He resembled the man we remember. The hair was the hair; a little shorter, but not short. The biceps were the biceps. The Nike NKE +0.50% get-up, as always, was customized for him: "squadron" blue bandana and shorts, a shirt in Barney the Dinosaur purple, a touch of orange sherbet around the neck. He swooped that famous lasso forehand. He took forever between serves. He sweated. He toweled. He grunted. He sounded like a man lifting a heavy credenza. Yeah. That was his grunt.
He was terrible in the opening moments. It had been 222 days since Rafael Nadal last played singles tennis, the last time being an immolation in Wimbledon's second round to a rampaging Lukas Rosol. A knee injury was blamed for Nadal's absence—a partial tear in his left patella tendon—but the delay dragged on in maddening spurts. He was said to be getting better, then not so better. Training, but not playing. Nadal seemed to be on his way back for the Australian Open, but then removed himself with a stomach bug. It got to be aggravating.
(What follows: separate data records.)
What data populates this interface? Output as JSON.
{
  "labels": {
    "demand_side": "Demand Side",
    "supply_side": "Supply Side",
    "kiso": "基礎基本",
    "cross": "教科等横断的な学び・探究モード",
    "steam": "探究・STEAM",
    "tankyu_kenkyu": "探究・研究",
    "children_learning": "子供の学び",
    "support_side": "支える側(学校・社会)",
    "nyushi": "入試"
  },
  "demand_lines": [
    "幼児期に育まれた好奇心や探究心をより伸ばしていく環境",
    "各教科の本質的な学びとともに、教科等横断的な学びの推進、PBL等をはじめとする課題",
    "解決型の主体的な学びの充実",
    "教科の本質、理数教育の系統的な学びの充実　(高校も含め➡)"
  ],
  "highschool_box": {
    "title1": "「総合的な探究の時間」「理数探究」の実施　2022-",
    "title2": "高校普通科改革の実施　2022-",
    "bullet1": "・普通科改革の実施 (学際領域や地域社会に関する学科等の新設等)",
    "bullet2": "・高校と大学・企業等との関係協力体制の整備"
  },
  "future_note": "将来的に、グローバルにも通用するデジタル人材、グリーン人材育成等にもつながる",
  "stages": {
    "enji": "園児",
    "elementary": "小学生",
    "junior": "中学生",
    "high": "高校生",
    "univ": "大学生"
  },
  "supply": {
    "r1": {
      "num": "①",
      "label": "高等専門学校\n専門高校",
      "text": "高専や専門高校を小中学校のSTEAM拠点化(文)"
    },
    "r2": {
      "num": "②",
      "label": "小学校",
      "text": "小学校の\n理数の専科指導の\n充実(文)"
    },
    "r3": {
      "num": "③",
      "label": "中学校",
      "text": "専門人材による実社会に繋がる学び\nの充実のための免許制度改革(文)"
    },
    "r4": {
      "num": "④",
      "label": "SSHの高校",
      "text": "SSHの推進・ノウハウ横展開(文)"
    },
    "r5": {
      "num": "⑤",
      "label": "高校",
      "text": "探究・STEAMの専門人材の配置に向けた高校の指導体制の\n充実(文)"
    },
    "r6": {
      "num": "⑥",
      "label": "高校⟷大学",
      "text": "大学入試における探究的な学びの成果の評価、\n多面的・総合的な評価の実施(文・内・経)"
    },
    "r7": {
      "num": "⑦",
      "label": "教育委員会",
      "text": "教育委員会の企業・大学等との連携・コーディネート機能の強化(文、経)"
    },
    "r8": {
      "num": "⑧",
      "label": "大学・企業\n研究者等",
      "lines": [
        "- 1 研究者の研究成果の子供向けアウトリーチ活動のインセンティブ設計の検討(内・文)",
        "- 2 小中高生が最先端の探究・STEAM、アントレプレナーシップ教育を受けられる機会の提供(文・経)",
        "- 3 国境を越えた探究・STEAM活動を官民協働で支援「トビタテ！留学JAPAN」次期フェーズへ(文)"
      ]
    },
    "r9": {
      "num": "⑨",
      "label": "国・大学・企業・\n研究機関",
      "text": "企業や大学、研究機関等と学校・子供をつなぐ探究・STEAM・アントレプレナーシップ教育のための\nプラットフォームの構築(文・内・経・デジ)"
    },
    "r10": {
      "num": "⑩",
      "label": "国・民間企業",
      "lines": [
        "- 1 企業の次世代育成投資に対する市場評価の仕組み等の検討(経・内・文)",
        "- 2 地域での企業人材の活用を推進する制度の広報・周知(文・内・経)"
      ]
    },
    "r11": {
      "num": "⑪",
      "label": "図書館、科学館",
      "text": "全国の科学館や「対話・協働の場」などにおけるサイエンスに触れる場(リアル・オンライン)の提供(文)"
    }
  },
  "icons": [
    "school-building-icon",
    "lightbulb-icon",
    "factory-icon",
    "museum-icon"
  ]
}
Rafa promised, Rafa denied.
Now here he was, finally, in Vina del Mar, Chile, his first appearance in South America in eight years.